  • So You‟ve Had a Good Meeting… Then What? Treat fundraising like a sales process – build a pipeline, work people through the pipeline, build up to crescendo VCs get distracted – typically only pursue 2-3 high priority new investment opportunities at any given time Stay connected, top of mind, build a sense of momentum Need to sell the individual “champion”, then the help them sell the partnership Address objections with specific data  Make the investment case for them  Give them tools/materials to share with their partners 13
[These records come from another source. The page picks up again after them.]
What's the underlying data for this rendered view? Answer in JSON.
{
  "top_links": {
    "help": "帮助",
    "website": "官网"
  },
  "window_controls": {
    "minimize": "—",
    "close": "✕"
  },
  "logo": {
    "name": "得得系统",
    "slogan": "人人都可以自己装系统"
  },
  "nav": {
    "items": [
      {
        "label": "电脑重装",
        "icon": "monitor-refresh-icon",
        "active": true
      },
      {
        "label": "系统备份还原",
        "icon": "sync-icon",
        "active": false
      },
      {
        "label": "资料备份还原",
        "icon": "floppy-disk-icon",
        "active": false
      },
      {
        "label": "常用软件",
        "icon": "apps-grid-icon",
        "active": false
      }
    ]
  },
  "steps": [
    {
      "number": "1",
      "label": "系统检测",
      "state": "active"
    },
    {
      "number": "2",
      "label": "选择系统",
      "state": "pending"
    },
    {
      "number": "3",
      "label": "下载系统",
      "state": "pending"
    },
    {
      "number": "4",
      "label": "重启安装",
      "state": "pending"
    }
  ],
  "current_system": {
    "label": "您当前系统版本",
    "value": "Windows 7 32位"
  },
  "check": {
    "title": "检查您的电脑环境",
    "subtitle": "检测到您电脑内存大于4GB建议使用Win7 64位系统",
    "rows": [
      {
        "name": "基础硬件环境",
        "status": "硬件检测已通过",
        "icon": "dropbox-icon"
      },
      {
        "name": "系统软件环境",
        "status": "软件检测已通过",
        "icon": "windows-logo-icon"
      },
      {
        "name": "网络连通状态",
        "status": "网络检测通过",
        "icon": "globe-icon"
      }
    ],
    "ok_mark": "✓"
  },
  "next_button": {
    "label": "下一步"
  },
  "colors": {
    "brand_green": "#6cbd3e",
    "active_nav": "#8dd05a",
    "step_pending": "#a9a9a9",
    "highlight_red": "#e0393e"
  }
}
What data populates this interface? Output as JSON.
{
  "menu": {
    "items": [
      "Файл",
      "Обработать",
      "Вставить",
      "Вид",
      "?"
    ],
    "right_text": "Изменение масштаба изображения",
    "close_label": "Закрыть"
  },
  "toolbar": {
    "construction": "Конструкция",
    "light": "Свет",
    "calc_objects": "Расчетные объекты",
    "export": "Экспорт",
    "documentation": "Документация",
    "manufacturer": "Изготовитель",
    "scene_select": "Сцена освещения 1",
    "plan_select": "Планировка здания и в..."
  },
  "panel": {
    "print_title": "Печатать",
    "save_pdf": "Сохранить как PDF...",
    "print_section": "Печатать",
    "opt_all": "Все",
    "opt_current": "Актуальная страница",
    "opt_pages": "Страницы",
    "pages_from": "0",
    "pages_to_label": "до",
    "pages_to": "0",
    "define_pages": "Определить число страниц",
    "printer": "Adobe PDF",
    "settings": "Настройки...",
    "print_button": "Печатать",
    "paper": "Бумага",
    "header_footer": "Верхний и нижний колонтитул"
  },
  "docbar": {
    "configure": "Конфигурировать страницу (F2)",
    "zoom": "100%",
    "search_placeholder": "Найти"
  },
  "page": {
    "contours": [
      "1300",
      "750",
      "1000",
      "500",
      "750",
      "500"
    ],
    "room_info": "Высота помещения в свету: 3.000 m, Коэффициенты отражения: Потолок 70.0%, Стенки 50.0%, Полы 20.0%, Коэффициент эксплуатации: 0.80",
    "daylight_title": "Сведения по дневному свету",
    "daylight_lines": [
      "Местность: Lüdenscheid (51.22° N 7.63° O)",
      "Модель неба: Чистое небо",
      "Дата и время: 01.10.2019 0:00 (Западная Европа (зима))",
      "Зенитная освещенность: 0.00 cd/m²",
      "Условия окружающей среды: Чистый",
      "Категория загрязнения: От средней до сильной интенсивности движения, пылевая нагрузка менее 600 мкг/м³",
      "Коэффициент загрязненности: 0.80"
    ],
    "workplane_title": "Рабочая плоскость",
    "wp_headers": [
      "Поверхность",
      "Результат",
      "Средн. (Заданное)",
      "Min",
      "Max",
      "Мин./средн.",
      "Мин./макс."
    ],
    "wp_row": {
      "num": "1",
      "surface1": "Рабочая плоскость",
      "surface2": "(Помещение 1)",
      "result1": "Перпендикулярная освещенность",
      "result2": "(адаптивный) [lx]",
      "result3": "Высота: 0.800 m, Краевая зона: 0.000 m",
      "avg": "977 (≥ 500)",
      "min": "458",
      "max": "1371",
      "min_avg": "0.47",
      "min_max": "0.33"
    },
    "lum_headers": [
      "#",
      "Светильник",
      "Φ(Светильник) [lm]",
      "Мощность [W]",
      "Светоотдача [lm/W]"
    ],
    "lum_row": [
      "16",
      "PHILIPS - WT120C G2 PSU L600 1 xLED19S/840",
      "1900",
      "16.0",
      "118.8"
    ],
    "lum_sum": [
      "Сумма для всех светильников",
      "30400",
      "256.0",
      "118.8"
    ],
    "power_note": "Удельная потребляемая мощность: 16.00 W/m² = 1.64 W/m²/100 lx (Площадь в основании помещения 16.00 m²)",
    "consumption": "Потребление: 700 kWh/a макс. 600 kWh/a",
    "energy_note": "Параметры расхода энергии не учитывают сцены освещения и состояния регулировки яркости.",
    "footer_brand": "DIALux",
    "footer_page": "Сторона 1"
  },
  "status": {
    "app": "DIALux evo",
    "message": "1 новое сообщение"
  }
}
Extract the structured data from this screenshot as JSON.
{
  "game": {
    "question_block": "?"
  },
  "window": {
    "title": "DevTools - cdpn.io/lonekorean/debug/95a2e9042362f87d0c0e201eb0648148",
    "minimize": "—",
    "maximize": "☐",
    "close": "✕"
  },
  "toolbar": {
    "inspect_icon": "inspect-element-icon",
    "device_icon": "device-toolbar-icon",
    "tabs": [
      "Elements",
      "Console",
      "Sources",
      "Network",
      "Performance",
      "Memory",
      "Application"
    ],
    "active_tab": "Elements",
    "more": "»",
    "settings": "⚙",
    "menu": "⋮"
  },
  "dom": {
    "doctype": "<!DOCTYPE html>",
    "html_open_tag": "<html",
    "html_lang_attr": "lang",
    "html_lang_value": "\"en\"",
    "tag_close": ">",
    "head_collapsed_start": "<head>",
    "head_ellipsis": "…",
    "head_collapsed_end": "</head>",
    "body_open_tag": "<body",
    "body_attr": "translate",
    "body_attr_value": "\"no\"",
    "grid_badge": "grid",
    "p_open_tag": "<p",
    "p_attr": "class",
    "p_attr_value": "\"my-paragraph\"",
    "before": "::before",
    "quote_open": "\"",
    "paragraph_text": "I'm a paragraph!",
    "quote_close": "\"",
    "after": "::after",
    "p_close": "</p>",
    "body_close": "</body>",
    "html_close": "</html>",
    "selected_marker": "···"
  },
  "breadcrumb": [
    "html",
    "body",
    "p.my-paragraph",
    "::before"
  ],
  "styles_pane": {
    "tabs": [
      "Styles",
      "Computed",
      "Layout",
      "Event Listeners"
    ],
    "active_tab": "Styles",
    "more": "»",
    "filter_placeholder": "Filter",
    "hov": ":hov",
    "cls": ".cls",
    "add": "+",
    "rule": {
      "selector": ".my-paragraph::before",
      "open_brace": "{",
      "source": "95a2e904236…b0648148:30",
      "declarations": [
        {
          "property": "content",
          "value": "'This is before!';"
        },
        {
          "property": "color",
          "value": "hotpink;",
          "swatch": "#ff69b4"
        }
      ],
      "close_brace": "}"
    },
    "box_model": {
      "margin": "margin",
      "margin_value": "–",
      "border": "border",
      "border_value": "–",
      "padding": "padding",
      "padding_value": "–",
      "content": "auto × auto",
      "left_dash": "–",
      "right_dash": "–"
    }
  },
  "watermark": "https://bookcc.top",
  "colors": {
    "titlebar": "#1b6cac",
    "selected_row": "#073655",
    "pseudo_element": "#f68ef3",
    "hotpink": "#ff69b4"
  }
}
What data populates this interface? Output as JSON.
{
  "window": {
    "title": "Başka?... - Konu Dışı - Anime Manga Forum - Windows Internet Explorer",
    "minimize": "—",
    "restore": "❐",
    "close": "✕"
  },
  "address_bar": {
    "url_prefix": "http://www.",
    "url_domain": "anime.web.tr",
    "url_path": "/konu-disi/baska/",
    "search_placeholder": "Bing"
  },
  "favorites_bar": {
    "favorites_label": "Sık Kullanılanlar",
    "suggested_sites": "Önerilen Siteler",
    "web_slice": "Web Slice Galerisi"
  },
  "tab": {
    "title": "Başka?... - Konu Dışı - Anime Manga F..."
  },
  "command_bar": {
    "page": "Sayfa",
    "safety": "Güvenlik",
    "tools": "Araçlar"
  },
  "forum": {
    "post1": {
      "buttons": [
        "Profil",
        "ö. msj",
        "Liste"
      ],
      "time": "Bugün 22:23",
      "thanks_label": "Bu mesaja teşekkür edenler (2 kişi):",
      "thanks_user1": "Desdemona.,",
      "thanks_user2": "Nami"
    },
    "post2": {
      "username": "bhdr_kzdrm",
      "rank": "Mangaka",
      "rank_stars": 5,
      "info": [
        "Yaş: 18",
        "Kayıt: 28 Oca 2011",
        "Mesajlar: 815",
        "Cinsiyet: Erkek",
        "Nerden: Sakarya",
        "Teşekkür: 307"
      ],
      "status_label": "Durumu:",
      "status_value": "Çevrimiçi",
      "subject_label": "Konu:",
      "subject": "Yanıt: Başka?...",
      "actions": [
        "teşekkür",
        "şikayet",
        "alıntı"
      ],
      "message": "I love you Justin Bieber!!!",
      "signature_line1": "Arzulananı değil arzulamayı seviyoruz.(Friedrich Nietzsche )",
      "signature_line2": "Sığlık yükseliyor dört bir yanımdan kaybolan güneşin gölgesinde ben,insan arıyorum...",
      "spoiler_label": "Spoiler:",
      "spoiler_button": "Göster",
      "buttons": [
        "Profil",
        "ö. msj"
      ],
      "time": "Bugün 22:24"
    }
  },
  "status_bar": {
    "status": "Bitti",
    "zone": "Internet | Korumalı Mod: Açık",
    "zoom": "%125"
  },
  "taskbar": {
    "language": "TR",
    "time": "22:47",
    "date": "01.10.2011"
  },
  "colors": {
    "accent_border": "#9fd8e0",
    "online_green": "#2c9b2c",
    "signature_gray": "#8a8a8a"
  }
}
  • Then, Expect More Due Diligence Customers / partners Team Technology Business model Market size / analystsAs with sales, package up the information, make it easy on the VC – provide reference list, financial models, detailed market size analysis – all in readable form 14
  • Term Sheet Time Frequently Asked Questions… Should I include VCs in my first round or just angels? How big should the option pool be? How should I think about valuation?  “Promote” definition - http://bit.ly/8NpdM Should I do a convertible note with a cap, no cap or a priced round? How should I think about control? 15
  • Expectations and Milestones Have well-documented milestones that represent what you expect to achieve during the initial funding period  Team building  Technical progress/product development  Customers, revenue  Budget Talk to the investor about the next round before you close this round  Expectations, amount, price 16
  • What Is Market?Rough Numbers (vary slightly by coast and sector):  Seed: $500k-$2m raise on $3-5m pre-money (or cap)  Series A: $3-6m raise on $6-10m pre-money  Series B: $8-12m raise on $15-20m pre-moneyOption pool: 10-20%  The smaller the pool, the more confidence in the founding team  Do an “option pool budget” to determine the right pool 17
  • LATER STAGE VALUATIONS ARE INCREASING, WHILE EARLY STAGE REMAINS CONSISTENT $70 $60 Median Premoney Valuation ($M) $50 $40 $30 $20 $10 $- 2002 2003 2004 2005 2006 2007 2008 2009 2010 1H11 Later Stage Second Round First Round Seed RoundSource: Dow Jones VentureSource
  • Who‟s Ready to Raise Money?
  • Mastering the VC Game: How to Raise Your First Round of Capital Jeffrey Bussgang Flybridge Capital Partners, General Partner Harvard Business School, Senior Lecturer April 3, 2012Jeff@flybridge.com @bussgang